I am holding the dress at the checkout at Superstore. “$14. Made in Cambodia”. I shake the vision off my mind and pay for the dress…for my little Tori. So pretty.
We hear the term “Fair Trade” alot lately. It’s funny what can become “trendy”. If Martha Stewart puts it in her magazine, you can be assured that it will become trendy even if it was seriously ugly. I am baffled at the things that are considered “trendy” these days. I get a bit annoyed when people buy ‘Fair Trade” goods simply because it’s trendy. But I shouldn’t be so skeptical. It could be worse.

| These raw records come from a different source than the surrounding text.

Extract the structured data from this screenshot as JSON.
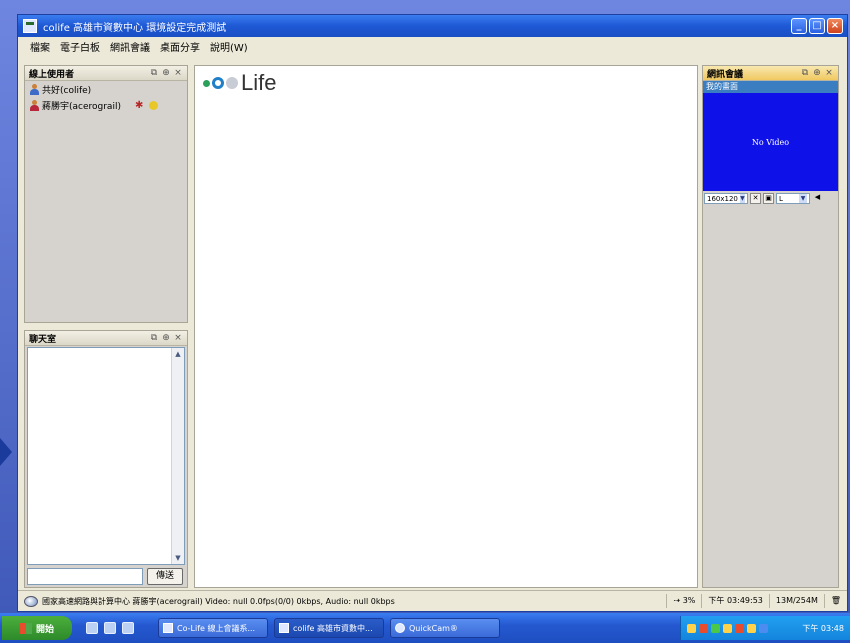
{
  "window": {
    "title": "colife 高雄市資數中心 環境設定完成測試",
    "controls": [
      "minimize",
      "maximize",
      "close"
    ]
  },
  "menu": [
    "檔案",
    "電子白板",
    "網訊會議",
    "桌面分享",
    "說明(W)"
  ],
  "online_users": {
    "title": "線上使用者",
    "users": [
      {
        "name": "共好(colife)",
        "role": "user"
      },
      {
        "name": "蔣勝宇(acerograil)",
        "role": "speaker"
      }
    ]
  },
  "chat": {
    "title": "聊天室",
    "input_value": "",
    "send_label": "傳送"
  },
  "whiteboard": {
    "logo_text": "Life"
  },
  "video": {
    "title": "網訊會議",
    "subtitle": "我的畫面",
    "placeholder": "No Video",
    "resolution": "160x120",
    "quality": "L"
  },
  "status": {
    "message": "國家高速網路與計算中心 蔣勝宇(acerograil) Video: null 0.0fps(0/0) 0kbps, Audio: null 0kbps",
    "cpu": "3%",
    "time": "下午 03:49:53",
    "memory": "13M/254M"
  },
  "taskbar": {
    "start_label": "開始",
    "buttons": [
      "Co-Life 線上會議系...",
      "colife 高雄市資數中...",
      "QuickCam®"
    ],
    "clock": "下午 03:48"
  }
}
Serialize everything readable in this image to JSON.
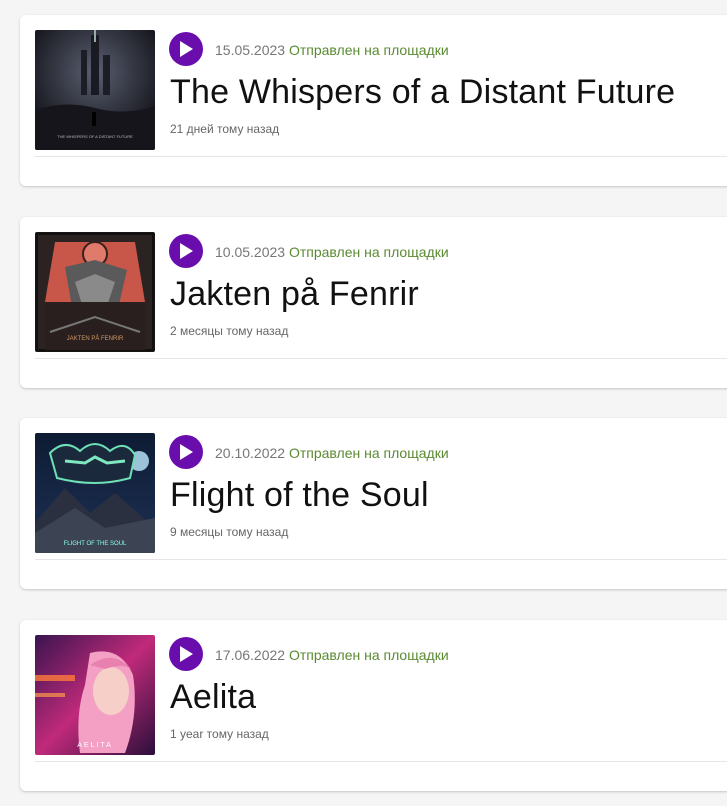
{
  "releases": [
    {
      "date": "15.05.2023",
      "status": "Отправлен на площадки",
      "title": "The Whispers of a Distant Future",
      "ago": "21 дней тому назад",
      "cover_icon": "album-cover-whispers"
    },
    {
      "date": "10.05.2023",
      "status": "Отправлен на площадки",
      "title": "Jakten på Fenrir",
      "ago": "2 месяцы тому назад",
      "cover_icon": "album-cover-fenrir"
    },
    {
      "date": "20.10.2022",
      "status": "Отправлен на площадки",
      "title": "Flight of the Soul",
      "ago": "9 месяцы тому назад",
      "cover_icon": "album-cover-flight"
    },
    {
      "date": "17.06.2022",
      "status": "Отправлен на площадки",
      "title": "Aelita",
      "ago": "1 year тому назад",
      "cover_icon": "album-cover-aelita"
    }
  ],
  "colors": {
    "play_button": "#6a0dad",
    "status_text": "#5a8a32",
    "date_text": "#777777"
  }
}
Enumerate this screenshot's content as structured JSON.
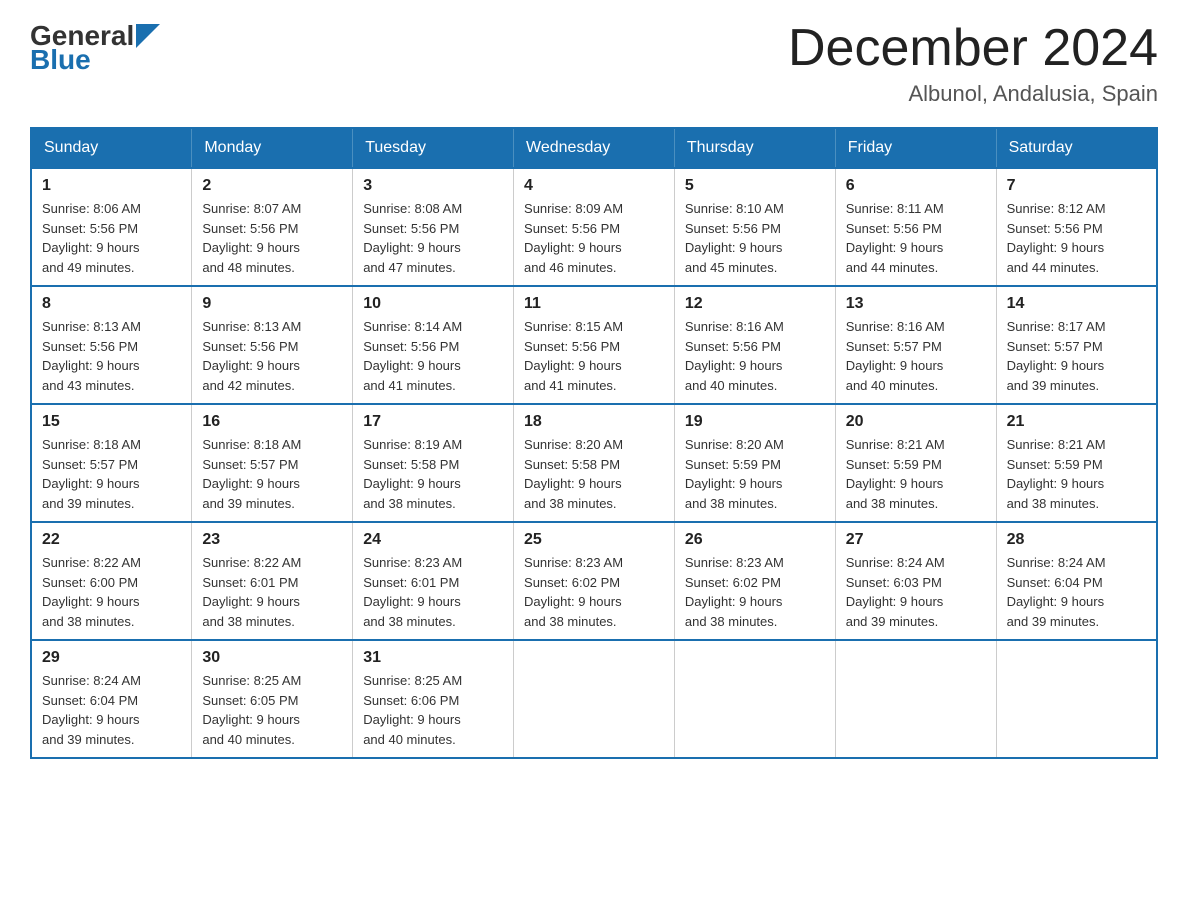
{
  "header": {
    "logo_general": "General",
    "logo_blue": "Blue",
    "month_year": "December 2024",
    "location": "Albunol, Andalusia, Spain"
  },
  "weekdays": [
    "Sunday",
    "Monday",
    "Tuesday",
    "Wednesday",
    "Thursday",
    "Friday",
    "Saturday"
  ],
  "weeks": [
    [
      {
        "day": "1",
        "sunrise": "8:06 AM",
        "sunset": "5:56 PM",
        "daylight": "9 hours and 49 minutes."
      },
      {
        "day": "2",
        "sunrise": "8:07 AM",
        "sunset": "5:56 PM",
        "daylight": "9 hours and 48 minutes."
      },
      {
        "day": "3",
        "sunrise": "8:08 AM",
        "sunset": "5:56 PM",
        "daylight": "9 hours and 47 minutes."
      },
      {
        "day": "4",
        "sunrise": "8:09 AM",
        "sunset": "5:56 PM",
        "daylight": "9 hours and 46 minutes."
      },
      {
        "day": "5",
        "sunrise": "8:10 AM",
        "sunset": "5:56 PM",
        "daylight": "9 hours and 45 minutes."
      },
      {
        "day": "6",
        "sunrise": "8:11 AM",
        "sunset": "5:56 PM",
        "daylight": "9 hours and 44 minutes."
      },
      {
        "day": "7",
        "sunrise": "8:12 AM",
        "sunset": "5:56 PM",
        "daylight": "9 hours and 44 minutes."
      }
    ],
    [
      {
        "day": "8",
        "sunrise": "8:13 AM",
        "sunset": "5:56 PM",
        "daylight": "9 hours and 43 minutes."
      },
      {
        "day": "9",
        "sunrise": "8:13 AM",
        "sunset": "5:56 PM",
        "daylight": "9 hours and 42 minutes."
      },
      {
        "day": "10",
        "sunrise": "8:14 AM",
        "sunset": "5:56 PM",
        "daylight": "9 hours and 41 minutes."
      },
      {
        "day": "11",
        "sunrise": "8:15 AM",
        "sunset": "5:56 PM",
        "daylight": "9 hours and 41 minutes."
      },
      {
        "day": "12",
        "sunrise": "8:16 AM",
        "sunset": "5:56 PM",
        "daylight": "9 hours and 40 minutes."
      },
      {
        "day": "13",
        "sunrise": "8:16 AM",
        "sunset": "5:57 PM",
        "daylight": "9 hours and 40 minutes."
      },
      {
        "day": "14",
        "sunrise": "8:17 AM",
        "sunset": "5:57 PM",
        "daylight": "9 hours and 39 minutes."
      }
    ],
    [
      {
        "day": "15",
        "sunrise": "8:18 AM",
        "sunset": "5:57 PM",
        "daylight": "9 hours and 39 minutes."
      },
      {
        "day": "16",
        "sunrise": "8:18 AM",
        "sunset": "5:57 PM",
        "daylight": "9 hours and 39 minutes."
      },
      {
        "day": "17",
        "sunrise": "8:19 AM",
        "sunset": "5:58 PM",
        "daylight": "9 hours and 38 minutes."
      },
      {
        "day": "18",
        "sunrise": "8:20 AM",
        "sunset": "5:58 PM",
        "daylight": "9 hours and 38 minutes."
      },
      {
        "day": "19",
        "sunrise": "8:20 AM",
        "sunset": "5:59 PM",
        "daylight": "9 hours and 38 minutes."
      },
      {
        "day": "20",
        "sunrise": "8:21 AM",
        "sunset": "5:59 PM",
        "daylight": "9 hours and 38 minutes."
      },
      {
        "day": "21",
        "sunrise": "8:21 AM",
        "sunset": "5:59 PM",
        "daylight": "9 hours and 38 minutes."
      }
    ],
    [
      {
        "day": "22",
        "sunrise": "8:22 AM",
        "sunset": "6:00 PM",
        "daylight": "9 hours and 38 minutes."
      },
      {
        "day": "23",
        "sunrise": "8:22 AM",
        "sunset": "6:01 PM",
        "daylight": "9 hours and 38 minutes."
      },
      {
        "day": "24",
        "sunrise": "8:23 AM",
        "sunset": "6:01 PM",
        "daylight": "9 hours and 38 minutes."
      },
      {
        "day": "25",
        "sunrise": "8:23 AM",
        "sunset": "6:02 PM",
        "daylight": "9 hours and 38 minutes."
      },
      {
        "day": "26",
        "sunrise": "8:23 AM",
        "sunset": "6:02 PM",
        "daylight": "9 hours and 38 minutes."
      },
      {
        "day": "27",
        "sunrise": "8:24 AM",
        "sunset": "6:03 PM",
        "daylight": "9 hours and 39 minutes."
      },
      {
        "day": "28",
        "sunrise": "8:24 AM",
        "sunset": "6:04 PM",
        "daylight": "9 hours and 39 minutes."
      }
    ],
    [
      {
        "day": "29",
        "sunrise": "8:24 AM",
        "sunset": "6:04 PM",
        "daylight": "9 hours and 39 minutes."
      },
      {
        "day": "30",
        "sunrise": "8:25 AM",
        "sunset": "6:05 PM",
        "daylight": "9 hours and 40 minutes."
      },
      {
        "day": "31",
        "sunrise": "8:25 AM",
        "sunset": "6:06 PM",
        "daylight": "9 hours and 40 minutes."
      },
      null,
      null,
      null,
      null
    ]
  ],
  "labels": {
    "sunrise_prefix": "Sunrise: ",
    "sunset_prefix": "Sunset: ",
    "daylight_prefix": "Daylight: "
  }
}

I’ve always had a “green” streak in my heart. But with this vision of Cambodian mother and some encouragement from some dear friends, I’ve become more interested in thinking about the process of a product getting into my hand beginning with how the materials are gathered. Now, let me be clear. I am not here to ‘preach’ on my little soap box or point finger at those who do not agree. This has been my journey lately and I just want to write about it. I’m not here to criticize anyone. So, after that being said….whenever Tori wears that dress, I think of her…the young mother. She may be just a fragment of my imagination, but she made me think differently about things that I own. I went through the house and packed away a bunch of stuff, starting with toys. I am hoping to have a garage sale in the next few weeks. I talked to Scott about taking a different approach when it comes to birthday celebrations. Just 1 or 2 friends and take them to the Zoo or Science Centre and DO something really special. Spend more time doing stuff with kids. Talking to them more. Playing games, exercising our imaginations. Playing “I spy” in the car. Painting rocks.
Anyways, I realized that being “Fair Trade” will make me the kind of a mother I’ve always strived to be. More involved, roll on the floor with the kids kind of a mom. Let me be clear here though. The last thing I want through this journey is making my kids suffer with the sense of guilt. They are so little and they don’t understand…not yet. But maybe a bit by bit, they will. I took them to “Ten Thousand Villages” the other day. They thought the store had some wonderful things from around the world. I want to help their eyes to be open to the bigger world around them. As we carefully took each item off the shelf to examine them, I told them, “this came from a country called Thailand…Uncle Sam and Auntie Cecile’s baby was born there. And they have elephants there.”
So, yes, we have “My Littlest Pet shop” and I shop at Joe Fresh Clothing. I don’t think I am a fanatic. But I can say truly that by thinking twice about things we buy and trying to minimize our consumption, I feel more fulfilled. I see more of my kids and I feel close to them. I have less and simpler life, but my joy has been doubled. Ironic isn’t it?
I’ve only seen the tip of the iceberg at this point in my journey. I had my first cup of Fair Trade coffee today. I’m not a coffee drinker…at all. I loved it! I am also aware that it is next to impossible to go completely ‘religious’ about this kind of life style. So, I intend to not make myself or those around me especially my family feel guilty when we are not able to access fair trade goods. But rather, when we come across them, I want to take interest and delight in the discovery of how things have been made. And in the process, maybe I get to be a good mom…now, that’s a bonus, for sure.